● **What is being asked**: Scan the data for "this" and copy the lines it appears in.

*** Available records ***

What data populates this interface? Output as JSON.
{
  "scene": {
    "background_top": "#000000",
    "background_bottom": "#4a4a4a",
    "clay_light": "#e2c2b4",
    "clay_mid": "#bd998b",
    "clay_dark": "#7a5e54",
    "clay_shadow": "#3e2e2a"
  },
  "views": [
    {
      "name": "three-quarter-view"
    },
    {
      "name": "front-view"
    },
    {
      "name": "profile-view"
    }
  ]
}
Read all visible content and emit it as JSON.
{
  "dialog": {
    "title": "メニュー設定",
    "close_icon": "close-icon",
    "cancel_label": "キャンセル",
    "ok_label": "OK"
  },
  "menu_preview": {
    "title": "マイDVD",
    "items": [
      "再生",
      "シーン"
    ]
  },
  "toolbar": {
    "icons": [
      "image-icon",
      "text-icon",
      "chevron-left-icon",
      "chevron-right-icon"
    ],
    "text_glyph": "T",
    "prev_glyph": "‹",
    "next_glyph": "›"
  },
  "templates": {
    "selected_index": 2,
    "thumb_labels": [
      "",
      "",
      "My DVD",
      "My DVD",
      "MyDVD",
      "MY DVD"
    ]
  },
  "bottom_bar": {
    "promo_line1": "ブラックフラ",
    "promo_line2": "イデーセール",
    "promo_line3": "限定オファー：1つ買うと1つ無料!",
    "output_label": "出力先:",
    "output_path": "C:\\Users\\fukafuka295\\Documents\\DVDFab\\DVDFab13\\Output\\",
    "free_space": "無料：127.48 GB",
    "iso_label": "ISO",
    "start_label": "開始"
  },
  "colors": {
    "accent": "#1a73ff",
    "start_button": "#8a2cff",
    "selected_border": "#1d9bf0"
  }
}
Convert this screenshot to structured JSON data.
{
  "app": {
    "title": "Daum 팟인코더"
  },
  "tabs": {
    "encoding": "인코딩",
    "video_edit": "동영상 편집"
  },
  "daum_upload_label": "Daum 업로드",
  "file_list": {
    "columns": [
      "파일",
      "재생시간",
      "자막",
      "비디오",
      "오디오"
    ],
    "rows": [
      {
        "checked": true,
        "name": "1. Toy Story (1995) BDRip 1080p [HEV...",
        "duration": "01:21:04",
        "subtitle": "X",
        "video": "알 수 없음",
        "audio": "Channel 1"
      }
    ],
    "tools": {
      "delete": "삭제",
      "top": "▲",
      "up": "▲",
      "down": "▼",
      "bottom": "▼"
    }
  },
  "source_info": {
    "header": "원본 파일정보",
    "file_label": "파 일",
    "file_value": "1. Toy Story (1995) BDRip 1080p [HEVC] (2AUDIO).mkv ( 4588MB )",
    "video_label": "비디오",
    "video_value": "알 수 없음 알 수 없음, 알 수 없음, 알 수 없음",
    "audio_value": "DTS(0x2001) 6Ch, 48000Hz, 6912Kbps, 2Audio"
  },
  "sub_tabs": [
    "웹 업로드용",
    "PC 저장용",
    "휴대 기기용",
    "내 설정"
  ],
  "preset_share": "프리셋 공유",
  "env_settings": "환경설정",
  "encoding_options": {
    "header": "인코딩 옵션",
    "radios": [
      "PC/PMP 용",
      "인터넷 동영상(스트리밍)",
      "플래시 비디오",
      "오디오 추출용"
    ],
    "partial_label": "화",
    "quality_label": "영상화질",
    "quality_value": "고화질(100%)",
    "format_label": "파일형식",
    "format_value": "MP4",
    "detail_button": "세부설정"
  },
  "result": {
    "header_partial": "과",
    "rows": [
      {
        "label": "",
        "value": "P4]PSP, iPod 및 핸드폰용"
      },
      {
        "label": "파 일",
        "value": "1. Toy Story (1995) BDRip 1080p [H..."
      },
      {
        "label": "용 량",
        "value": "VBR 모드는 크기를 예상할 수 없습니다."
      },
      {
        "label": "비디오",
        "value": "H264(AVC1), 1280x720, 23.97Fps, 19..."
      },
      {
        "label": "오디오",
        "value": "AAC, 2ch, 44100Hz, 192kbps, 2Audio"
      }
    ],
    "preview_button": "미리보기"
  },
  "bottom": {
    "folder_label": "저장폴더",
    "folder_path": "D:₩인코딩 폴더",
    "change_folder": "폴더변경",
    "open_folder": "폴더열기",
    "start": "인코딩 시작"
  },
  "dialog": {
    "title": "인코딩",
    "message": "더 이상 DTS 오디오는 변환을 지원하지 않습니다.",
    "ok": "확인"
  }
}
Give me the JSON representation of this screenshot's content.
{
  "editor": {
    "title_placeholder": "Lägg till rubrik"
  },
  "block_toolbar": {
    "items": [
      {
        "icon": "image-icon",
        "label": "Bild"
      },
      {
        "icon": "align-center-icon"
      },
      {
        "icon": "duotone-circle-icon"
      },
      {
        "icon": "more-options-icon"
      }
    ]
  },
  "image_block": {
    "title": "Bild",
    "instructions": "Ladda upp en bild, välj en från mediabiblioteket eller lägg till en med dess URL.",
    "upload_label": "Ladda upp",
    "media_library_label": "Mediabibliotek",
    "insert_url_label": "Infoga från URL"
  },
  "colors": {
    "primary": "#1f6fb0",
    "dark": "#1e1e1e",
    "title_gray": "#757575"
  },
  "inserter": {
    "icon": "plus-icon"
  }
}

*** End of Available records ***

● **Response below**:
What data populates this interface? Output as JSON.
Convert this screenshot to structured JSON data.
Give me the JSON representation of this screenshot's content.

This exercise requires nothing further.